Return each line of the data that follows exactly as it reads.

> **Dataset excerpts**:
##########
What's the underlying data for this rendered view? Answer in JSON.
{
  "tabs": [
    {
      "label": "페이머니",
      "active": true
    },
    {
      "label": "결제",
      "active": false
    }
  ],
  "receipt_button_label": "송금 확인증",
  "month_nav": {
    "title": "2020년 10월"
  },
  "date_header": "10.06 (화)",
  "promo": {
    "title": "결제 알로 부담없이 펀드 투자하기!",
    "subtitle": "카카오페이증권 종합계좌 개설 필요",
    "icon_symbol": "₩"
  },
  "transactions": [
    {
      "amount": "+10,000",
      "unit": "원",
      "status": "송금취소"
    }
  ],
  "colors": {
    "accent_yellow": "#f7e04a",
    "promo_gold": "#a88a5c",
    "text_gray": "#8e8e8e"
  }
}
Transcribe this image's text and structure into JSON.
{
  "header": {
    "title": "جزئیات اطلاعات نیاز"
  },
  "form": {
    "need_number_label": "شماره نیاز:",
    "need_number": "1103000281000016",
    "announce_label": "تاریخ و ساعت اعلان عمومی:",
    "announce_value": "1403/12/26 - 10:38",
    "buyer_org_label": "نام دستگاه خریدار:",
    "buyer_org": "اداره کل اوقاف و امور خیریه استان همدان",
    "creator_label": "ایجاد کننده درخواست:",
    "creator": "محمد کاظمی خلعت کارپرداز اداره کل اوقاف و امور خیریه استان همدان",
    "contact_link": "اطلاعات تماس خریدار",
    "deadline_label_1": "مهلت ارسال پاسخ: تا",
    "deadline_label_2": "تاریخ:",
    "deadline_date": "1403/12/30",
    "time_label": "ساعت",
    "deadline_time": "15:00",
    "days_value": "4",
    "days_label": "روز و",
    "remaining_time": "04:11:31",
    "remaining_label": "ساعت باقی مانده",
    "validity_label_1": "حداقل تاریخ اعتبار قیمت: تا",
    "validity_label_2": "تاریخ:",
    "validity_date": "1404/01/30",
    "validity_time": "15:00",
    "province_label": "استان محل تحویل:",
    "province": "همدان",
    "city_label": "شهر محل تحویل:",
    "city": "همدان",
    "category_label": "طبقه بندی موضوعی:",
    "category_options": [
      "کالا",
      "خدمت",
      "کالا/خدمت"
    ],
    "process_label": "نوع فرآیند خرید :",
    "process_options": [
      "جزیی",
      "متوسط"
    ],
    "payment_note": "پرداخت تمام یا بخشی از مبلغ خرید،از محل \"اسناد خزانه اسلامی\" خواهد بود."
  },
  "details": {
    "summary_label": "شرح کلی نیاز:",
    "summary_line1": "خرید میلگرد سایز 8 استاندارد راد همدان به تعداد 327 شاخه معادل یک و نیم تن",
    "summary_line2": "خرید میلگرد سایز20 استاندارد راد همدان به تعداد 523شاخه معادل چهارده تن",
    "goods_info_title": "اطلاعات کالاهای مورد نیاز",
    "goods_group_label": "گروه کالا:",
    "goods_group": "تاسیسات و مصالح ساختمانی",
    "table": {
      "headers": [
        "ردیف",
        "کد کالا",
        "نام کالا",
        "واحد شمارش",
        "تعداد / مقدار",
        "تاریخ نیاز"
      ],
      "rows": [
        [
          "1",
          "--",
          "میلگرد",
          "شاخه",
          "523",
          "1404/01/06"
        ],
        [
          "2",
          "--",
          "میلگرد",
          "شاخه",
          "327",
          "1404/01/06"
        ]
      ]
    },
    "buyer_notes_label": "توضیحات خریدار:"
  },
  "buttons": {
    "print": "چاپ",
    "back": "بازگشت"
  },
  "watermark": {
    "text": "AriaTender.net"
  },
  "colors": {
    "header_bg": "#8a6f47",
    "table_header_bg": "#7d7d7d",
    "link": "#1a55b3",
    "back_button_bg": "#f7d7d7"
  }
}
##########
> **RESPONSE AREA**:
What's the underlying data for this rendered view? Answer in JSON.
{
  "tabs": [
    {
      "label": "페이머니",
      "active": true
    },
    {
      "label": "결제",
      "active": false
    }
  ],
  "receipt_button_label": "송금 확인증",
  "month_nav": {
    "title": "2020년 10월"
  },
  "date_header": "10.06 (화)",
  "promo": {
    "title": "결제 알로 부담없이 펀드 투자하기!",
    "subtitle": "카카오페이증권 종합계좌 개설 필요",
    "icon_symbol": "₩"
  },
  "transactions": [
    {
      "amount": "+10,000",
      "unit": "원",
      "status": "송금취소"
    }
  ],
  "colors": {
    "accent_yellow": "#f7e04a",
    "promo_gold": "#a88a5c",
    "text_gray": "#8e8e8e"
  }
}
Transcribe this image's text and structure into JSON.
{
  "header": {
    "title": "جزئیات اطلاعات نیاز"
  },
  "form": {
    "need_number_label": "شماره نیاز:",
    "need_number": "1103000281000016",
    "announce_label": "تاریخ و ساعت اعلان عمومی:",
    "announce_value": "1403/12/26 - 10:38",
    "buyer_org_label": "نام دستگاه خریدار:",
    "buyer_org": "اداره کل اوقاف و امور خیریه استان همدان",
    "creator_label": "ایجاد کننده درخواست:",
    "creator": "محمد کاظمی خلعت کارپرداز اداره کل اوقاف و امور خیریه استان همدان",
    "contact_link": "اطلاعات تماس خریدار",
    "deadline_label_1": "مهلت ارسال پاسخ: تا",
    "deadline_label_2": "تاریخ:",
    "deadline_date": "1403/12/30",
    "time_label": "ساعت",
    "deadline_time": "15:00",
    "days_value": "4",
    "days_label": "روز و",
    "remaining_time": "04:11:31",
    "remaining_label": "ساعت باقی مانده",
    "validity_label_1": "حداقل تاریخ اعتبار قیمت: تا",
    "validity_label_2": "تاریخ:",
    "validity_date": "1404/01/30",
    "validity_time": "15:00",
    "province_label": "استان محل تحویل:",
    "province": "همدان",
    "city_label": "شهر محل تحویل:",
    "city": "همدان",
    "category_label": "طبقه بندی موضوعی:",
    "category_options": [
      "کالا",
      "خدمت",
      "کالا/خدمت"
    ],
    "process_label": "نوع فرآیند خرید :",
    "process_options": [
      "جزیی",
      "متوسط"
    ],
    "payment_note": "پرداخت تمام یا بخشی از مبلغ خرید،از محل \"اسناد خزانه اسلامی\" خواهد بود."
  },
  "details": {
    "summary_label": "شرح کلی نیاز:",
    "summary_line1": "خرید میلگرد سایز 8 استاندارد راد همدان به تعداد 327 شاخه معادل یک و نیم تن",
    "summary_line2": "خرید میلگرد سایز20 استاندارد راد همدان به تعداد 523شاخه معادل چهارده تن",
    "goods_info_title": "اطلاعات کالاهای مورد نیاز",
    "goods_group_label": "گروه کالا:",
    "goods_group": "تاسیسات و مصالح ساختمانی",
    "table": {
      "headers": [
        "ردیف",
        "کد کالا",
        "نام کالا",
        "واحد شمارش",
        "تعداد / مقدار",
        "تاریخ نیاز"
      ],
      "rows": [
        [
          "1",
          "--",
          "میلگرد",
          "شاخه",
          "523",
          "1404/01/06"
        ],
        [
          "2",
          "--",
          "میلگرد",
          "شاخه",
          "327",
          "1404/01/06"
        ]
      ]
    },
    "buyer_notes_label": "توضیحات خریدار:"
  },
  "buttons": {
    "print": "چاپ",
    "back": "بازگشت"
  },
  "watermark": {
    "text": "AriaTender.net"
  },
  "colors": {
    "header_bg": "#8a6f47",
    "table_header_bg": "#7d7d7d",
    "link": "#1a55b3",
    "back_button_bg": "#f7d7d7"
  }
}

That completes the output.